The National Poet Stephan G.


Jón Atli, rector of the University of Iceland met with Stephan V. Benediktson in Calgary; the grandchild of the Icelandic national poet Stephan G. Stephansson. Stephan G. Stephansson was born in the Skagafjörður district of Northern Iceland on 3 October 1853 and was given the name Stefán Guðmundur Guðmundsson.


When he was twenty he immigrated to North America to seek a better life in Wisconsin. He worked on building rail roads and logging in difficult circumstances.  In 1889, Stephansson moved with his wife, three young sons, his mother, and his sister and brother-in-law to the district of Alberta, by the Rocky Mountains in Canada. 

A new fund in the name of Stephan G.

One of the main reasons behind the travels of the rector of the University of Iceland was to introduce a fund raising for the Stephan G.   Stephansson Endowment Fund. The fund was established in connection with the inauguration of Veröld - the House of Vigdís Finnbogadóttir, former president of Iceland in the spring of 2017.  Stephan V.  Benediktsson and his wife Adriana contributed the initial capital in memory of his grandfather. 


The goal is to further strengthen the ties between the University of Iceland and citizens of Icelandic ancestry (Vestur-Íslendingar) in Canada and the United States of America. Furthermore, to contribute to research collaboration between scholars in Iceland and Canada in the field of immigrant literature. The aim is to focus on the poets that emigrated from Iceland to North-America and to further study their work and influence, as well as the connections between these two cultures. Stephan G. is one of these poets. He was a hard-working farmer in difficult circumstances in Alberta with little time to spare. He thus wrote most of his best poems at night and his collection is ironically called Andvökur, or Wakeful Nights. 

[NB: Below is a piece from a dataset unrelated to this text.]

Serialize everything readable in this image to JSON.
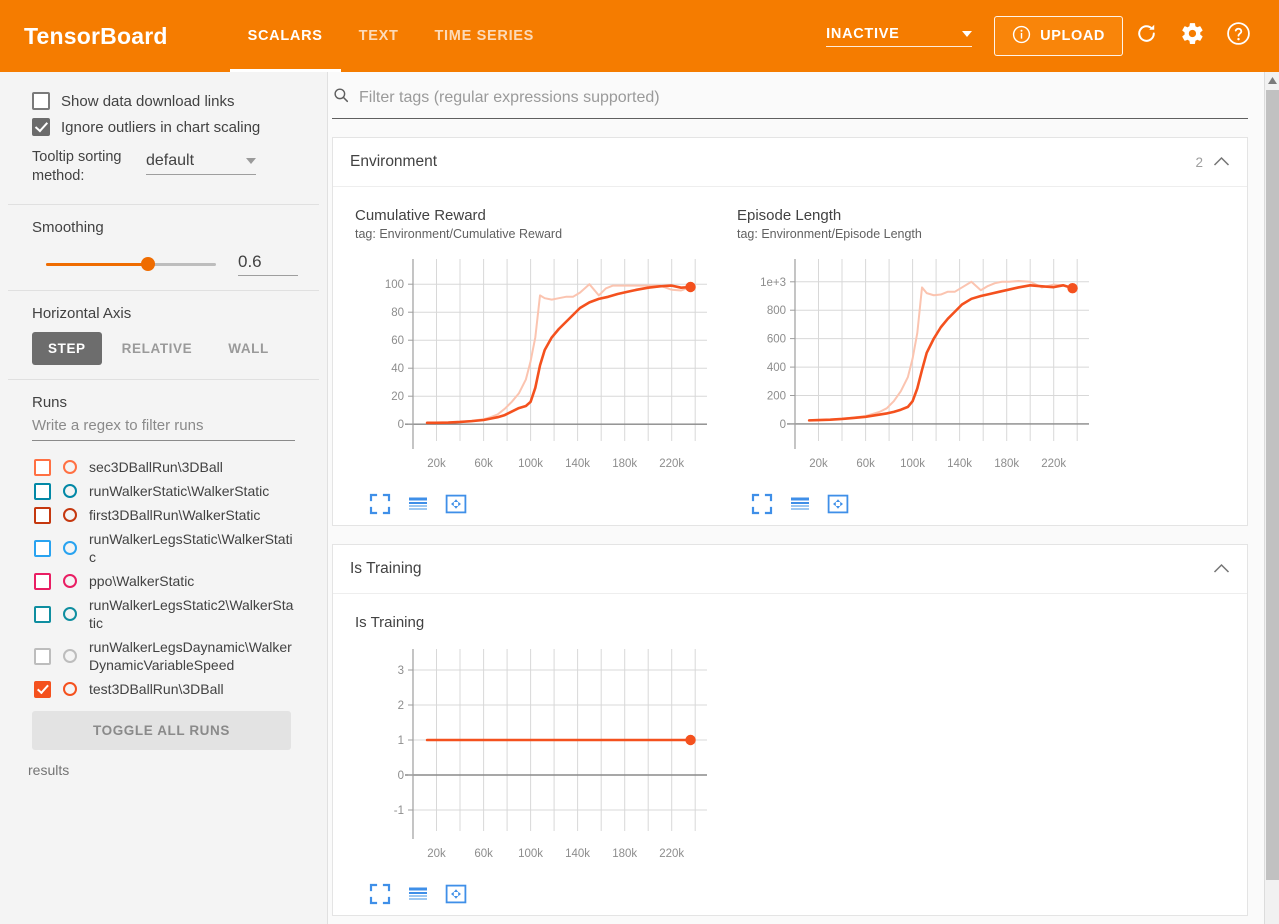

Jón Atli, rector, laid flowers from the University of Iceland on his grave, but this famous Icelandic-Canadian poet was too poor to ever attend school.  His education came from reading and the school of life.

Rector also paid a visit to Stephan G.'s house and other significant places in Markerville.

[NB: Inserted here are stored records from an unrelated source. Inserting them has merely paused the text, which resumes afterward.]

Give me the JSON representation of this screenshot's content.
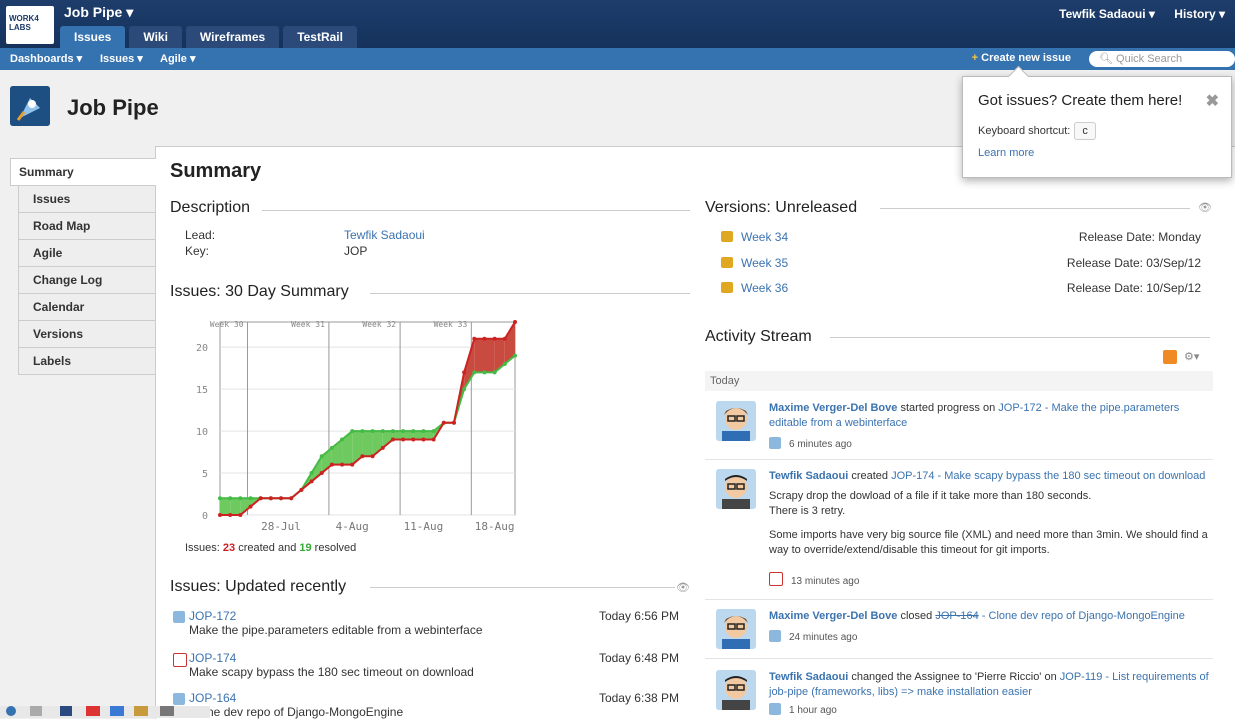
{
  "top": {
    "logo_text": "WORK4 LABS",
    "app_title": "Job Pipe ▾",
    "tabs": [
      "Issues",
      "Wiki",
      "Wireframes",
      "TestRail"
    ],
    "user": "Tewfik Sadaoui ▾",
    "history": "History ▾"
  },
  "nav": {
    "items": [
      "Dashboards ▾",
      "Issues ▾",
      "Agile ▾"
    ],
    "create_issue": "Create new issue",
    "search_placeholder": "Quick Search"
  },
  "project": {
    "title": "Job Pipe"
  },
  "sidebar": {
    "items": [
      "Summary",
      "Issues",
      "Road Map",
      "Agile",
      "Change Log",
      "Calendar",
      "Versions",
      "Labels"
    ]
  },
  "summary": {
    "heading": "Summary",
    "description_heading": "Description",
    "lead_label": "Lead:",
    "lead_value": "Tewfik Sadaoui",
    "key_label": "Key:",
    "key_value": "JOP",
    "issues30_heading": "Issues: 30 Day Summary",
    "issues_prefix": "Issues: ",
    "created_count": "23",
    "created_text": " created and ",
    "resolved_count": "19",
    "resolved_text": " resolved",
    "updated_heading": "Issues: Updated recently"
  },
  "chart_data": {
    "type": "area",
    "title": "Issues: 30 Day Summary",
    "x_ticks": [
      "28-Jul",
      "4-Aug",
      "11-Aug",
      "18-Aug"
    ],
    "week_labels": [
      "Week 30",
      "Week 31",
      "Week 32",
      "Week 33"
    ],
    "y_ticks": [
      0,
      5,
      10,
      15,
      20
    ],
    "ylim": [
      0,
      23
    ],
    "grid": true,
    "series": [
      {
        "name": "created",
        "color": "#cc2222",
        "values": [
          0,
          0,
          0,
          1,
          2,
          2,
          2,
          2,
          3,
          4,
          5,
          6,
          6,
          6,
          7,
          7,
          8,
          9,
          9,
          9,
          9,
          9,
          11,
          11,
          17,
          21,
          21,
          21,
          21,
          23
        ]
      },
      {
        "name": "resolved",
        "color": "#44bb44",
        "values": [
          2,
          2,
          2,
          2,
          2,
          2,
          2,
          2,
          3,
          5,
          7,
          8,
          9,
          10,
          10,
          10,
          10,
          10,
          10,
          10,
          10,
          10,
          11,
          11,
          15,
          17,
          17,
          17,
          18,
          19
        ]
      }
    ]
  },
  "updated": [
    {
      "key": "JOP-172",
      "summary": "Make the pipe.parameters editable from a webinterface",
      "date": "Today 6:56 PM",
      "icon": "task-icon"
    },
    {
      "key": "JOP-174",
      "summary": "Make scapy bypass the 180 sec timeout on download",
      "date": "Today 6:48 PM",
      "icon": "bug-icon"
    },
    {
      "key": "JOP-164",
      "summary": "Clone dev repo of Django-MongoEngine",
      "date": "Today 6:38 PM",
      "icon": "task-icon"
    }
  ],
  "versions": {
    "heading": "Versions: Unreleased",
    "items": [
      {
        "name": "Week 34",
        "date": "Release Date: Monday"
      },
      {
        "name": "Week 35",
        "date": "Release Date: 03/Sep/12"
      },
      {
        "name": "Week 36",
        "date": "Release Date: 10/Sep/12"
      }
    ]
  },
  "activity": {
    "heading": "Activity Stream",
    "today": "Today",
    "items": [
      {
        "user": "Maxime Verger-Del Bove",
        "verb": " started progress on ",
        "target": "JOP-172 - Make the pipe.parameters editable from a webinterface",
        "time": "6 minutes ago"
      },
      {
        "user": "Tewfik Sadaoui",
        "verb": " created ",
        "target": "JOP-174 - Make scapy bypass the 180 sec timeout on download",
        "body1": "Scrapy drop the dowload of a file if it take more than 180 seconds.",
        "body2": "There is 3 retry.",
        "body3": "Some imports have very big source file (XML) and need more than 3min. We should find a way to override/extend/disable this timeout for git imports.",
        "time": "13 minutes ago"
      },
      {
        "user": "Maxime Verger-Del Bove",
        "verb": " closed ",
        "target_struck": "JOP-164",
        "target": " - Clone dev repo of Django-MongoEngine",
        "time": "24 minutes ago"
      },
      {
        "user": "Tewfik Sadaoui",
        "verb": " changed the Assignee to 'Pierre Riccio' on ",
        "target": "JOP-119 - List requirements of job-pipe (frameworks, libs) => make installation easier",
        "time": "1 hour ago"
      }
    ]
  },
  "popup": {
    "title": "Got issues? Create them here!",
    "close": "✖",
    "shortcut_label": "Keyboard shortcut:",
    "shortcut_key": "c",
    "learn_more": "Learn more"
  }
}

Meetings at Universities in Calgary and Edmonton and Banff Art Centre

Jón Atli Benediktsson met with administrators at the University of Calgary who expressed great interest in increased collaboration between the two universities.  The discussion included collaboration in the fields of engineering, human and social sciences, innovation and health sciences. The Western Icelander Hallgrímur Benediktsson, a professor in medicine at the university, joined the meeting but he is also an Honorary consul for Iceland in Calgary. Jón Atli and Elizabeth Cannon, rector of the University in Calgary then discussed collaboration between the two universities.

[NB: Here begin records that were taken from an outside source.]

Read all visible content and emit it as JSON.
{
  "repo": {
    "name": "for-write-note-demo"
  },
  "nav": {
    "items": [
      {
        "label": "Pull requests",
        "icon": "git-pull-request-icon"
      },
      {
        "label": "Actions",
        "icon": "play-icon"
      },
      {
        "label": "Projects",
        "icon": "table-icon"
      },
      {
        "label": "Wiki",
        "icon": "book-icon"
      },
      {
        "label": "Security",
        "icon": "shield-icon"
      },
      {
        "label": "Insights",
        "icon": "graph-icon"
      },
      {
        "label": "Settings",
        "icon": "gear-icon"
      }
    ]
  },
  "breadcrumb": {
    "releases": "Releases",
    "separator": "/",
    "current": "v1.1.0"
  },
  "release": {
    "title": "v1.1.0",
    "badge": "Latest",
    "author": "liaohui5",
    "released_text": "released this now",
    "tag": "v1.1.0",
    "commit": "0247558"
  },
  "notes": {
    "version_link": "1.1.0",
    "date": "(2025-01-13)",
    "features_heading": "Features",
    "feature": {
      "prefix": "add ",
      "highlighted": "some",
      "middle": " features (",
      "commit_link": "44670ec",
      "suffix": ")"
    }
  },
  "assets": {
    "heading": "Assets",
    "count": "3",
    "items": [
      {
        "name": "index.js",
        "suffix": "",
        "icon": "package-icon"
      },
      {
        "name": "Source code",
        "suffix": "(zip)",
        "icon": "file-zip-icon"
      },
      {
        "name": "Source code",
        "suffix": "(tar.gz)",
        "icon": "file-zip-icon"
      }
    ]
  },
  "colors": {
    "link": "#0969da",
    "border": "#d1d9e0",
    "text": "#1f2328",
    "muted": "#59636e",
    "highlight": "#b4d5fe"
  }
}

Jón Atli also paid a visit to the University of Alberta in Edmonton to meet with university administrators and research scientists. There is considerable interest in strengthening collaboration in engineering, the Nordic languages, innovation, energy research and disability studies; to name a few.


Rector then met with the administrators of the Banff Centre for arts and creativity, located in Banff, Alberta and established in 1933. Jón Atli had a meeting with the centre's president, Janice Price, and met with the Icelandic artist Karlotta Blöndal who worked for a while at the Banff Centre. She showed Jón Atli her art.


Rector had numerous sittings with alumni and friends of the university, including The Icelandic Club in three locations; Calgary, Markerville and Edmonton. Beverly Arason–Gaudet, President of the Icelandic National League (INL) of North America, attended the meeting of The Icelandic Club í Edmonton where she and the rector discussed the centennial of INL next year. 


Rector introduced the diverse operations and current standing of the University of Iceland wherever he went and its connections to  Canada, both past and present. There was great interest in Iceland, the University of Iceland and increased communication between the two countries.

Rector and company paid a visit to Stephan G.'s house
Jón Atli, rector, and his wife, Stefanía, laid flowers from the University of Iceland on his grave
Rector had numerous sittings with alumni and friends of the university, including The Icelandic Club